With the U.S. still barely recovered from to al partisan gridlock and political dysfunction, Germany has once again formed a “grand coalition” bringing together the two main center-right and center-left parties, which collectively won more than 70% of the vote in last September’s parliamentary elections. The biggest sticking point? Figuring out the best mechanism for determining the country’s minimum wage.
How do the Germans manage to produce such cooperation and consensus in a system of five parties – and what might politics look like if the U.S. had such a multiparty system? Part of the answer in Germany lies in the intricate construction of its electoral process which, for obvious historical reasons, was designed after World War II to decentralize and disperse power.
Members of the lower house of parliament, the Bundestag, are chosen through a process in which each German citizen has two votes. The first vote, as in the U.S., is cast for an individual person to represent a specific electoral district. The second, and ultimately more influential, vote is cast directly for a political party and determines the overall party composition of government.
Such use of a proportional representation system almost guarantees that Germany will have a multiparty system. But in order to avoid chaotic hyper-fragmentation among parties (as found, for instance, in Italy) Germany enforces a threshold of 5% for a party to enter into the Bundestag. Essentially, any party that fails to gain at least 5% of the national vote is excluded from parliament, a provision that has proven useful in promoting centrism and marginalizing extremes, including both neo-fascist parties and the remnants of the old Communist Party in East Germany.
In all, the German system has tended to yield parliaments with about five parties represented — which is also roughly what the U.S. political system might produce under similar rules.
Consider first the Democrats in the U.S., who have long been a loose coalition between classic “blue collar voters” (who have a strong interest in issues like labor rights and the social safety net) and socially liberal voters (who are focused more on themes of multiculturalism and diversity). Of late, the two branches have been cooperating well. But the old fault lines can still turn up, such as in the debate over immigration, in which one wing is mostly concern about domestic wage competition and the other side places more emphasis on the civil rights of minorities. It’s not hard to imagine the blue-collar Democrats and the socially liberal Democrats forming separate parties under a proportional representation approach.
The Republicans, it’s now evident, are much more fragmented, consisting of a rump of “Establishment Republicans,” a Tea Party cohort maniacally focused on reducing the size of government, and a religious right that prioritizes “traditional values.” Clearly these groups do overlap, as perhaps best illustrated by the fondness of Michele Bachmann both for overturning Obamacare and for heralding the arrival of the Rapture.

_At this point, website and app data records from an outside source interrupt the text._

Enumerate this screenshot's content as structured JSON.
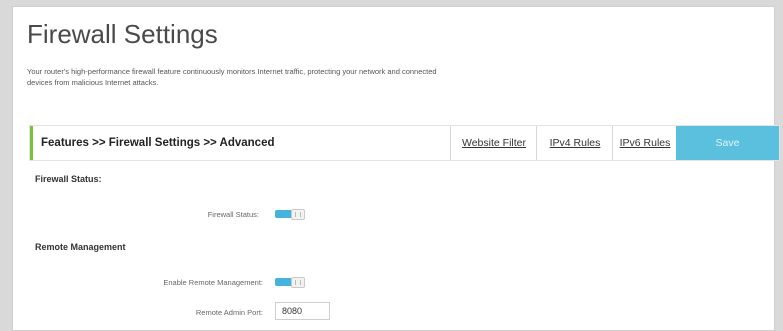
{
  "page": {
    "title": "Firewall Settings",
    "description": "Your router's high-performance firewall feature continuously monitors Internet traffic, protecting your network and connected devices from malicious Internet attacks."
  },
  "toolbar": {
    "breadcrumb": "Features >> Firewall Settings >> Advanced",
    "tabs": [
      {
        "label": "Website Filter"
      },
      {
        "label": "IPv4 Rules"
      },
      {
        "label": "IPv6 Rules"
      }
    ],
    "save_label": "Save"
  },
  "firewall_status_section": {
    "heading": "Firewall Status:",
    "firewall_status": {
      "label": "Firewall Status:",
      "enabled": true
    }
  },
  "remote_management_section": {
    "heading": "Remote Management",
    "enable_remote_management": {
      "label": "Enable Remote Management:",
      "enabled": true
    },
    "remote_admin_port": {
      "label": "Remote Admin Port:",
      "value": "8080"
    }
  },
  "colors": {
    "accent": "#5bc0de",
    "toggle_on": "#45b4dc",
    "breadcrumb_accent": "#7cbf3a"
  }
}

In a multiparty system, these various branches wings would likely sort into three separate parties – thus totaling five parties across the political spectrum, as is usually the case in Germany.
This year in Germany, the 5% threshold led to this exclusion of the small, free-market oriented Free Democratic Party, which has served as the junior partner since 2009 in the government led by Angela Merkel’s Christian Democratic Union. This forced Merkel to turn to the Social Democrats to reach a governing majority.
Naturally, each major party would prefer to have unilateral control over government, but the decision to form a broad governing coalition between the German center-right and the center-left is hardly unprecedented: the same situation prevailed from 2005 to 2009, a period during which Germany weathered the global economic downturn far better than most countries. Just as the American two-party system has led to sharp polarization, the German multiparty system has pushed them towards greater accommodation.
“Grand coalition” governments are not panaceas. Most notably, they often suffer from an inability to offer more than incremental changes and a tendency to fracture under stress. In the longer run it’s also problematic not to have the government in power checked by forceful opposition from a major party outside government.
Still, such arrangements promote broad consensus and enhance the stability of a political system , given that the governing coalition incorporates parties supported by 7 in 10 voters. The last time the U.S. had anything remotely like such a grand coalition was in the period after 9/11 when leaders from both parties coalesced around President George W. Bush and Democrats made little attempt to use their one-vote Senate majority to obstructionist ends.
The 11th-hour vote on October 18 to reopen the U.S. federal government and avert a catastrophic debt default also offered the faint outline of a centrist governing coalition: the measure passed the Senate by 81-18 and the House by 285-144, with the support of leaders of both parties in both houses and of president. The more recent Ryan-Murray budget deal also offers prospects of reasonable compromise. This makes it all the more intriguing to imagine what American government could accomplish with the four years of the sort of sensible, centrist politics and policymaking that seems likely to prevail in Germany thanks (at least in part) to its multiparty system.